As the cost of living crisis continues to bite for the nation’s pet owners, the RSPCA is inviting applications for an awards scheme recognising those public bodies going above and beyond to help.
The RSPCA PawPrints scheme recognises local authorities, housing providers and other public bodies who deliver higher animal welfare standards – celebrating “sometimes underappreciated” services that often offer a lifeline for animals and their owners.
Awards are split into five categories – stray dog services, housing, contingency planning, animal activity licensing, and kenneling; and recognise bodies delivering services beyond statutory minimums.
The scheme – first established in 2008 – is now entering its 15th year.

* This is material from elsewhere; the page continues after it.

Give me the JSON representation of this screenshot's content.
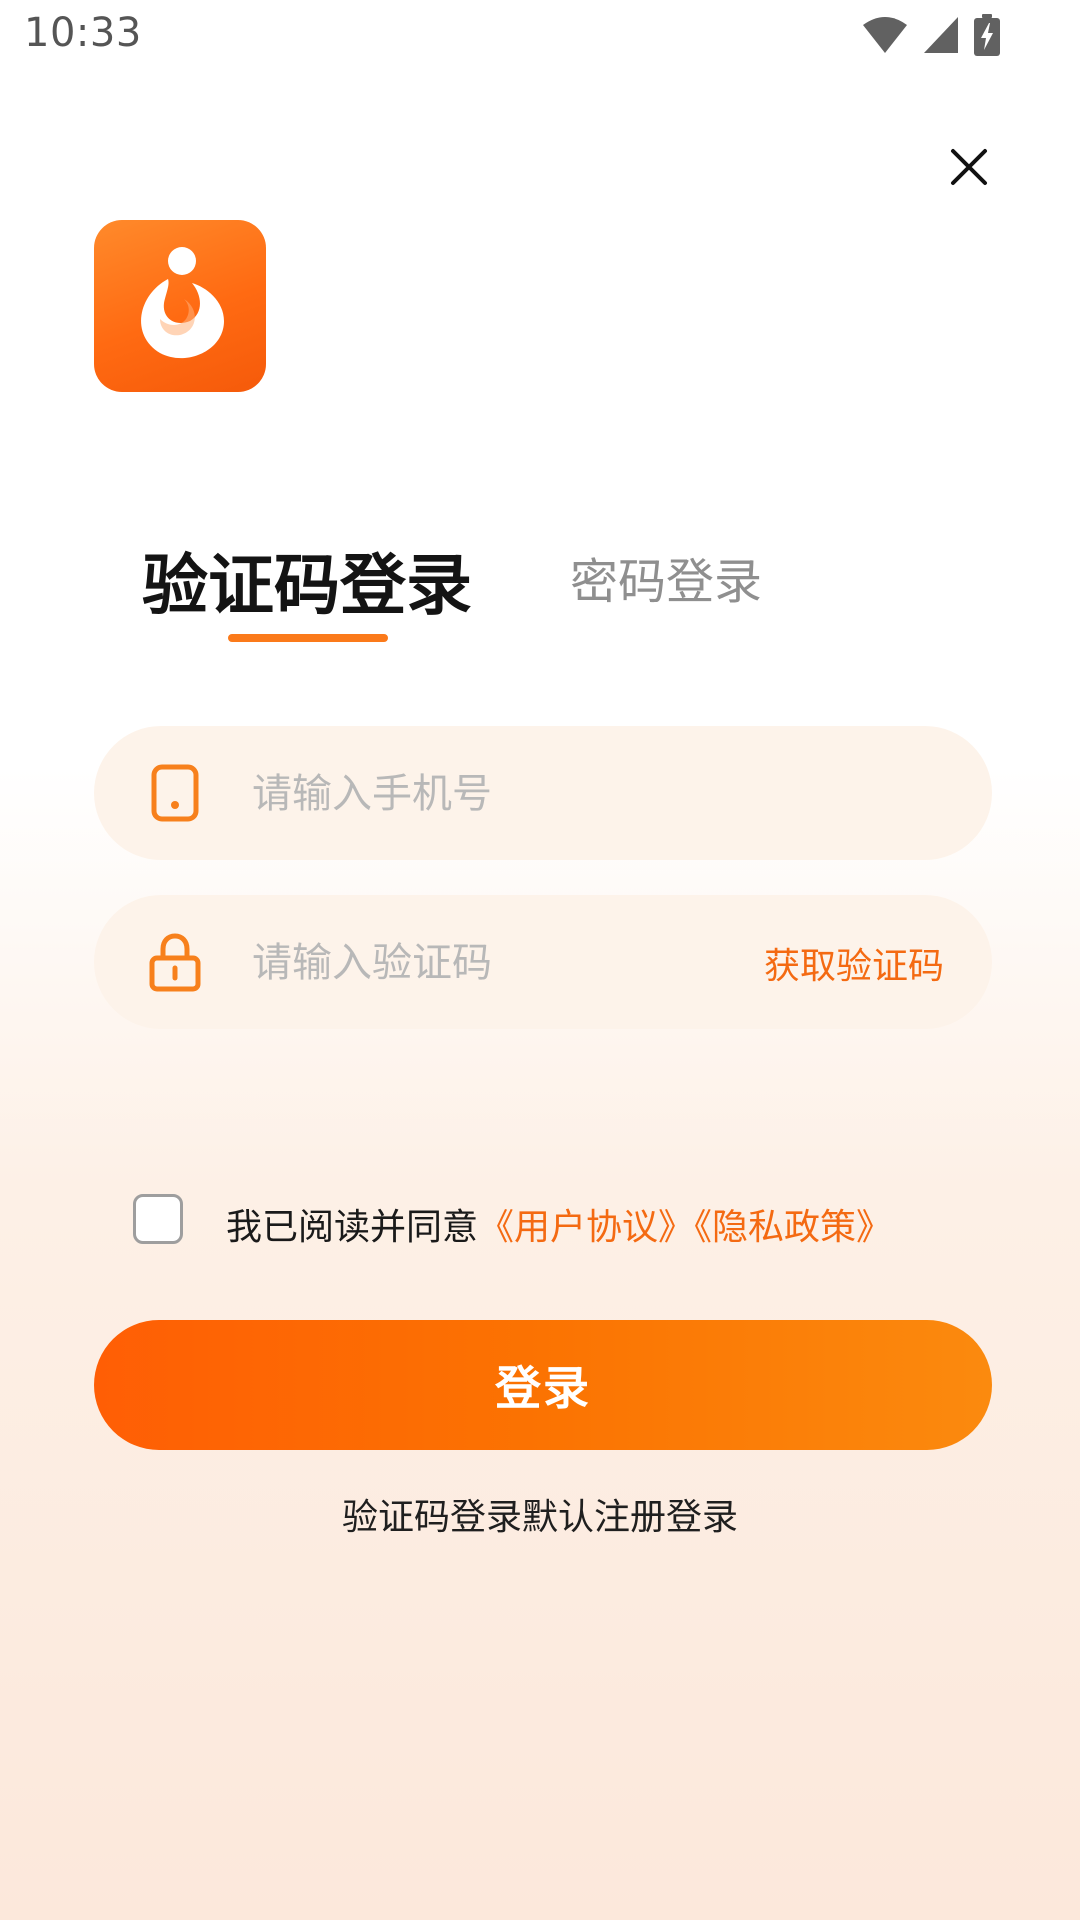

Last year, 73 awards were issued to 54 organisations – including 62 accolades handed out in England, and 11 in Wales.
Criteria for the gold PawPrints awards include proactive work to encourage responsible pet ownership, discounted microchips for pets in the social housing sector and partnerships with local animal welfare charities – all steps likely to be crucial in helping pet owners through the cost of living crisis.
Awards also focus on preparedness for crisis situations – such as local flooding emergencies – and the welfare standards at kennelling facilities used by local authorities when boarding dogs.
The application window is open until 19 August 2022 – with bronze, silver or gold awards given to public bodies depending on their levels of service provision. Council officers and other public sector staff can apply for an award online.
Lee Gingell, RSPCA public affairs manager for local government, said: “These are tough times for humans and animals alike – but many public bodies are doing huge amounts to help, and we want to celebrate that.
“The RSPCA is delighted to again launch our prestigious PawPrints awards, which showcase the amazing work local authorities, housing providers and other public bodies do for animal welfare in their communities.
“Too often, these services are sometimes underappreciated. But these services are likely to offer a lifeline to people and pets; and in these tough times, the prioritisation of welfare is more important than ever.
“From stray dog services, to contingency planning, to ensuring the social housing sector supports owners, we can’t wait to help public bodies once again prove to their users that they care about animals, and have the services to match.
“The public are hugely passionate about animal welfare – and we know they want to see public bodies that represent them taking action for pets. Applying for a PawPrint is an amazing way to do that, and we urge public bodies across England and Wales to get involved.”
Special awards have also been announced for innovative projects promoting animal welfare, and a ‘special recognition’ accolade for a particular person going beyond the call of duty for animals.
More information on the scheme is available online.